Segment Open
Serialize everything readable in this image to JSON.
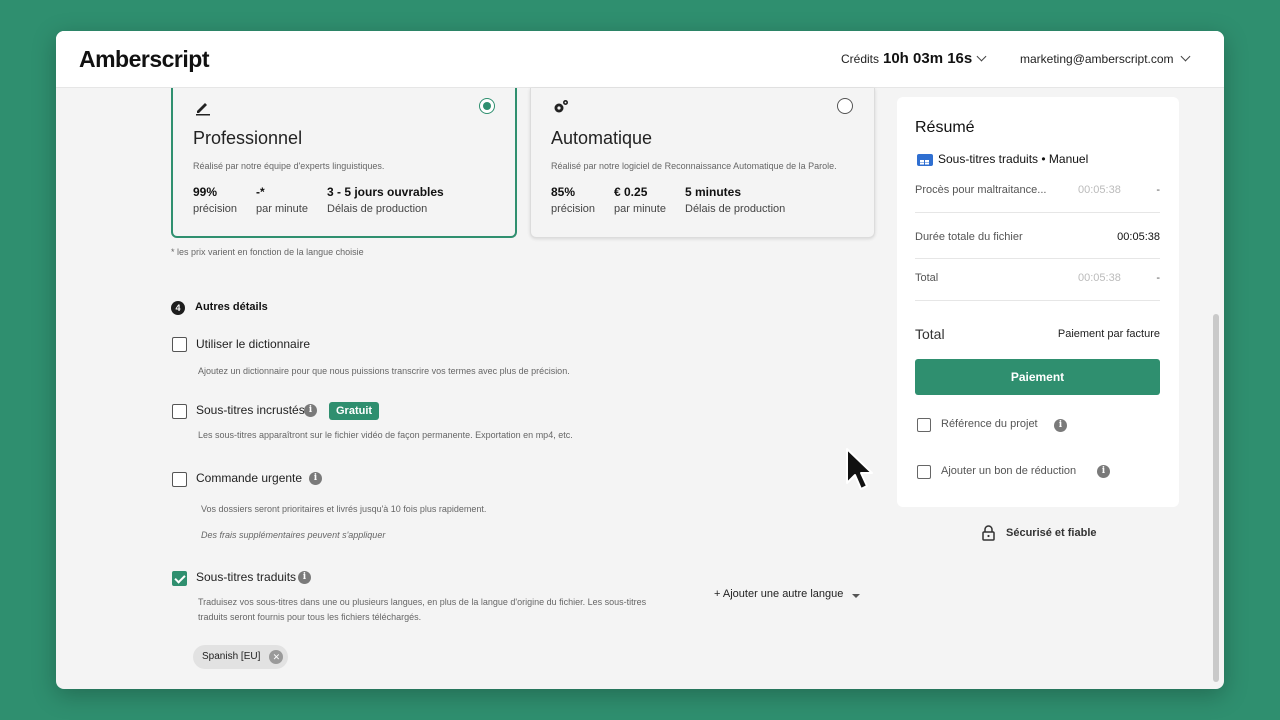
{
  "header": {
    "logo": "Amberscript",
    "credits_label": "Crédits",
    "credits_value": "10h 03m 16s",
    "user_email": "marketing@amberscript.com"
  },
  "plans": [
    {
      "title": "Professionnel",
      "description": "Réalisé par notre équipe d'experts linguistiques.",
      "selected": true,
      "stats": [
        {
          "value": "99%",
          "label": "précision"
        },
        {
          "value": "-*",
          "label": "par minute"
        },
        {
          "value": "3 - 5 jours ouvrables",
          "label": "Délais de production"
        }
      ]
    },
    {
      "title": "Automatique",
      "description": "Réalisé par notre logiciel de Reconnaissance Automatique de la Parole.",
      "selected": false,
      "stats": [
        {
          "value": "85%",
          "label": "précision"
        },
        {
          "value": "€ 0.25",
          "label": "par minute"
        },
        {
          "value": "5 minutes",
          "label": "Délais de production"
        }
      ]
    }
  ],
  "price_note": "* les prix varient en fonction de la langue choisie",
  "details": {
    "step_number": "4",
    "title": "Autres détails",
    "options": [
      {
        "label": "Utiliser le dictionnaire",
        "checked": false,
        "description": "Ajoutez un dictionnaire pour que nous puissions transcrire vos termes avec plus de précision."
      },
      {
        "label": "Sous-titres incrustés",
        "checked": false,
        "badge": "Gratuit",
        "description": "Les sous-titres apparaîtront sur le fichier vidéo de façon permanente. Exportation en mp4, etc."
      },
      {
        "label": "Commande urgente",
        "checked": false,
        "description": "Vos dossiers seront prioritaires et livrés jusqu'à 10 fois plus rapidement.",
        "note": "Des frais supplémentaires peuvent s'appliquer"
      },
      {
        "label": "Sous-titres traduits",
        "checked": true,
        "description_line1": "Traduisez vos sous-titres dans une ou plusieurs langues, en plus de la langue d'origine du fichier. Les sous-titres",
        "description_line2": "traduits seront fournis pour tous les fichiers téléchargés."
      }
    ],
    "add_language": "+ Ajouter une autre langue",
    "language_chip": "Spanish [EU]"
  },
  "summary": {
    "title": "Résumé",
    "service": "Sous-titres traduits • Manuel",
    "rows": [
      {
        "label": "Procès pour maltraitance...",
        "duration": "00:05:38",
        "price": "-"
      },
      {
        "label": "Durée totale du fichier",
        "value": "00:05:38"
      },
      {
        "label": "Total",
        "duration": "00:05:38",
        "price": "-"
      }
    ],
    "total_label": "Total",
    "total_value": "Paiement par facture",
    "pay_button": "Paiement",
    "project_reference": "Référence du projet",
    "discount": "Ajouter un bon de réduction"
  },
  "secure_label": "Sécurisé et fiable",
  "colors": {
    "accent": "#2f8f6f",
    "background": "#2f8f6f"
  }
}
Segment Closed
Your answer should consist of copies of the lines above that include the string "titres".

        "label": "Sous-titres incrustés",
        "description": "Les sous-titres apparaîtront sur le fichier vidéo de façon permanente. Exportation en mp4, etc."
        "label": "Sous-titres traduits",
        "description_line1": "Traduisez vos sous-titres dans une ou plusieurs langues, en plus de la langue d'origine du fichier. Les sous-titres",
    "service": "Sous-titres traduits • Manuel",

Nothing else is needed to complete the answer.